A system with no Fannie and Freddie, or a purely private Fannie and Freddie, would be worse for all of those people, wouldn’t it? Even a return to pre-2007 Fannie/Freddie – “private,” implicitly government backed, equity in private hands – would seem Pareto pessimal for all of them. Except for the equity holders, who might get some money back. But why would they get a say?
If Fannie and Freddie are now in their highest and best form – vague zombie government plaything – then it stands to reason they’ll remain there for a while. Which I guess isn’t the worst outcome for the preferred holders. The worst outcome is, of course, that Fannie and Freddie are really for real this time dissolved, and the preferred stops trading forever. That doesn’t seem especially imminent. And that creates opportunities. From the Journal again:
Lately, more small investors also have begun to pile in, a trend that is “somewhat unsettling,” said Isaac Boltansky, a policy analyst at Washington-based Compass Point Research & Trading, a dealer-broker for institutional clients.
A preferred that just bops around forever on hope always has a chance of being sold to the greater fool.
Hedge Funds Bet on Freddie, Fannie Rise [WSJ]
Why the Fannie Bet Faces Long Odds [MoneyBeat]
How Fannie Mae made its profit [Econbrowser]
1. Fake math! Note that FNMA’s 8.25% seem to have last traded at $6.05 (~30% on this math), FMCC’s 6.55% at $4.65 (29%). Also btw casual perusal suggests that these things trade a multiple of the volume traded by the actual dividend-paying preferred stocks of actual alive big banks, so while it’s not like billions of dollars of them have changed hands this year, tens or hundreds of millions have.
2. These days you could say the same about John Paulson OH SICK BURN.
3. Heh, Fannie offering documents still say this:

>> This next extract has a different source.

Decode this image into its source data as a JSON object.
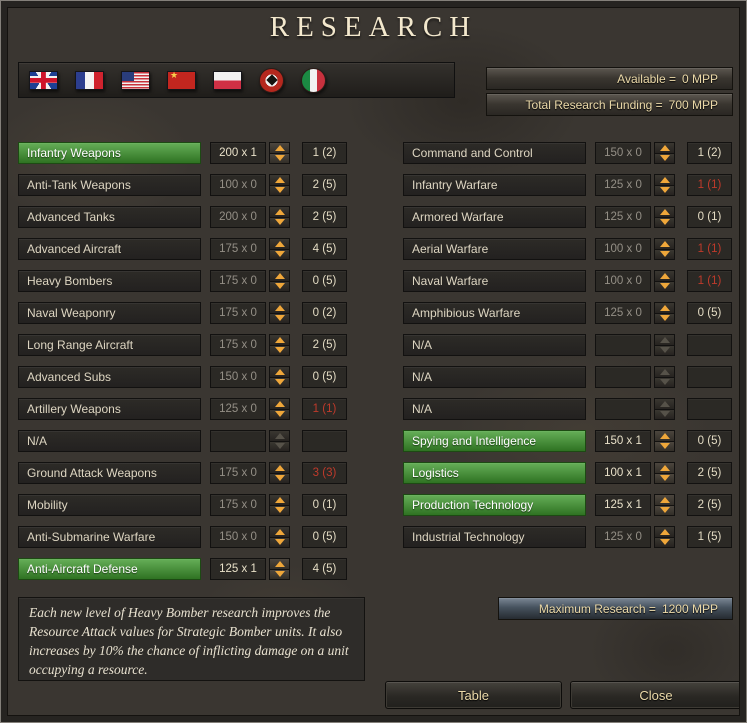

We alone are responsible for making payments under our guaranty. The certificates and payments of principal and interest on the certificates are not guaranteed by the United States and do not constitute a debt or obligation of the United States or any of its agencies or instrumentalities other than Fannie Mae.
How valuable is a guarantee backed only by a company in receivership with a maximum net capital of, essentially, zero? Very valuable is the (counterintuitive) answer.

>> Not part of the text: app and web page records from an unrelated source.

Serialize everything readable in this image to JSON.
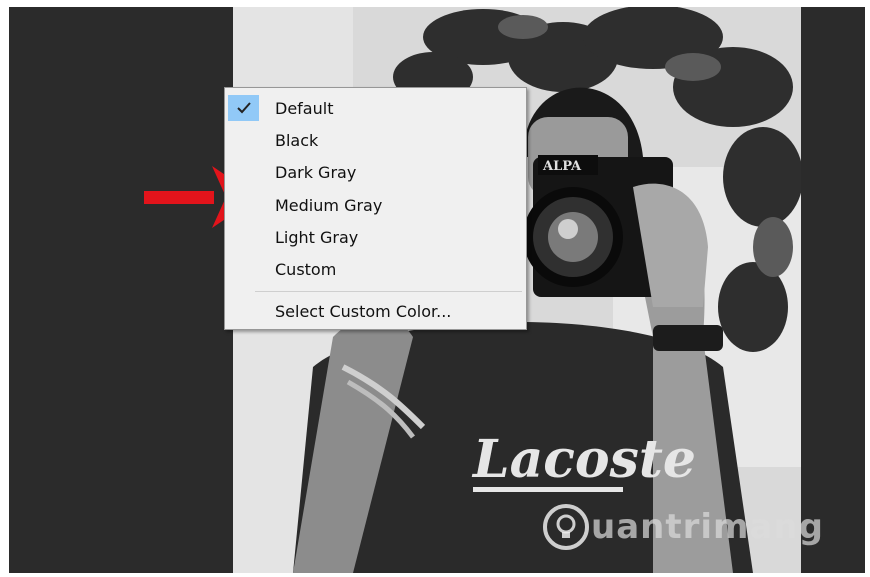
{
  "menu": {
    "items": [
      {
        "label": "Default",
        "checked": true
      },
      {
        "label": "Black",
        "checked": false
      },
      {
        "label": "Dark Gray",
        "checked": false
      },
      {
        "label": "Medium Gray",
        "checked": false
      },
      {
        "label": "Light Gray",
        "checked": false
      },
      {
        "label": "Custom",
        "checked": false
      }
    ],
    "custom_color_label": "Select Custom Color...",
    "check_color": "#91c9f7"
  },
  "photo": {
    "camera_brand": "ALPA",
    "shirt_text": "Lacoste"
  },
  "watermark": {
    "text": "uantrimang"
  },
  "colors": {
    "canvas_background": "#2b2b2b",
    "arrow": "#e3141b",
    "menu_background": "#f0f0f0"
  }
}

4. More could be done on this point, if Treasury was a bit daring.